> **Data**
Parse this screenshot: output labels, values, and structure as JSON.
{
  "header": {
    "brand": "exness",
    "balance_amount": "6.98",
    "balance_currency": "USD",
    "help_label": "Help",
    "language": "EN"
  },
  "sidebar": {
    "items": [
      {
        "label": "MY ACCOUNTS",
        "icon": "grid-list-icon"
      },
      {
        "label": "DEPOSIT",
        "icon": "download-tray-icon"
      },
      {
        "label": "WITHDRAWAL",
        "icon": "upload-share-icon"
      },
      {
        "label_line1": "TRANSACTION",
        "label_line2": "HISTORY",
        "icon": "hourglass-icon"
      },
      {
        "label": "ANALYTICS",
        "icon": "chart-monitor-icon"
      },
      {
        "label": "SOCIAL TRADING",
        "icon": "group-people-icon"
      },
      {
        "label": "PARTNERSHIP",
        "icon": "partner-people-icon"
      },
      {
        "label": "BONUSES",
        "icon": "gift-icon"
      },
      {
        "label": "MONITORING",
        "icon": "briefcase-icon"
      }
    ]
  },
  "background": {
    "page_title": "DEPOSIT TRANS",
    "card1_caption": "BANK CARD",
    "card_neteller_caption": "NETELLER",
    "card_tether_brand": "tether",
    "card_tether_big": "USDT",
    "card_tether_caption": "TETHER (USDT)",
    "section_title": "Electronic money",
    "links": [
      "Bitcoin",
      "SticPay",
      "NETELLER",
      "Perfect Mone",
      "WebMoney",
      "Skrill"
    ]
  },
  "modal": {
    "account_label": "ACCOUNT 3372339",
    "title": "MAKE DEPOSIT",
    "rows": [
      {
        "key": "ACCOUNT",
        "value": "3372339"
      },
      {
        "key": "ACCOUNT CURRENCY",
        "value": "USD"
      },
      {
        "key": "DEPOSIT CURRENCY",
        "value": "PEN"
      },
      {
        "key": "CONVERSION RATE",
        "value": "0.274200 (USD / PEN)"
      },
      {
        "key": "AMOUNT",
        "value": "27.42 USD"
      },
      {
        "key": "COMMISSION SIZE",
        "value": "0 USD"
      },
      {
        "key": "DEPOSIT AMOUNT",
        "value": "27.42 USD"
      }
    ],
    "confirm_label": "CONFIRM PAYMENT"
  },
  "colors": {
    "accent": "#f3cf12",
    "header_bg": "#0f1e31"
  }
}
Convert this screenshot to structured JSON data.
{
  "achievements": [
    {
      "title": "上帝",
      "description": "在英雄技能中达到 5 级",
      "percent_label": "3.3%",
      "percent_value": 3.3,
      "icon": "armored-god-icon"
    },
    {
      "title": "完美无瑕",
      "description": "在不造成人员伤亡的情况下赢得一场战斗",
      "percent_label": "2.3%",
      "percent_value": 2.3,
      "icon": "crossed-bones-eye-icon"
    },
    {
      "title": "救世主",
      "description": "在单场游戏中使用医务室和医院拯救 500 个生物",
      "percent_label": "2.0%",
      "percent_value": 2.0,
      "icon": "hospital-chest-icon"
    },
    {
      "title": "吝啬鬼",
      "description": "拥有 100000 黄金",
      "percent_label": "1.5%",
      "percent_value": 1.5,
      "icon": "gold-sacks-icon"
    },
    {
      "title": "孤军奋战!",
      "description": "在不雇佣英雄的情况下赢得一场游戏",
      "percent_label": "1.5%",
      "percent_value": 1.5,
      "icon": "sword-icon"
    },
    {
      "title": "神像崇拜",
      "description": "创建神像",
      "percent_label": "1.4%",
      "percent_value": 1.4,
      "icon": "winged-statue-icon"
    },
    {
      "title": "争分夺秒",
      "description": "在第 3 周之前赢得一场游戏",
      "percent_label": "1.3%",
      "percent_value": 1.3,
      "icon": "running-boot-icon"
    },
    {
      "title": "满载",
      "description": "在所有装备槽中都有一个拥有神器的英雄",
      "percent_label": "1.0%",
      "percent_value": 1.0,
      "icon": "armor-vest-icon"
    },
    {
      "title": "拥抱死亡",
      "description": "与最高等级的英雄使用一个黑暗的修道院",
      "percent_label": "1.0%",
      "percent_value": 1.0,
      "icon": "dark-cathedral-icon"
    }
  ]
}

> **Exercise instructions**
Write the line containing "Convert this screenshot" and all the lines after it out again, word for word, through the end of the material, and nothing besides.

> **Response below**
Convert this screenshot to structured JSON data.
{
  "achievements": [
    {
      "title": "上帝",
      "description": "在英雄技能中达到 5 级",
      "percent_label": "3.3%",
      "percent_value": 3.3,
      "icon": "armored-god-icon"
    },
    {
      "title": "完美无瑕",
      "description": "在不造成人员伤亡的情况下赢得一场战斗",
      "percent_label": "2.3%",
      "percent_value": 2.3,
      "icon": "crossed-bones-eye-icon"
    },
    {
      "title": "救世主",
      "description": "在单场游戏中使用医务室和医院拯救 500 个生物",
      "percent_label": "2.0%",
      "percent_value": 2.0,
      "icon": "hospital-chest-icon"
    },
    {
      "title": "吝啬鬼",
      "description": "拥有 100000 黄金",
      "percent_label": "1.5%",
      "percent_value": 1.5,
      "icon": "gold-sacks-icon"
    },
    {
      "title": "孤军奋战!",
      "description": "在不雇佣英雄的情况下赢得一场游戏",
      "percent_label": "1.5%",
      "percent_value": 1.5,
      "icon": "sword-icon"
    },
    {
      "title": "神像崇拜",
      "description": "创建神像",
      "percent_label": "1.4%",
      "percent_value": 1.4,
      "icon": "winged-statue-icon"
    },
    {
      "title": "争分夺秒",
      "description": "在第 3 周之前赢得一场游戏",
      "percent_label": "1.3%",
      "percent_value": 1.3,
      "icon": "running-boot-icon"
    },
    {
      "title": "满载",
      "description": "在所有装备槽中都有一个拥有神器的英雄",
      "percent_label": "1.0%",
      "percent_value": 1.0,
      "icon": "armor-vest-icon"
    },
    {
      "title": "拥抱死亡",
      "description": "与最高等级的英雄使用一个黑暗的修道院",
      "percent_label": "1.0%",
      "percent_value": 1.0,
      "icon": "dark-cathedral-icon"
    }
  ]
}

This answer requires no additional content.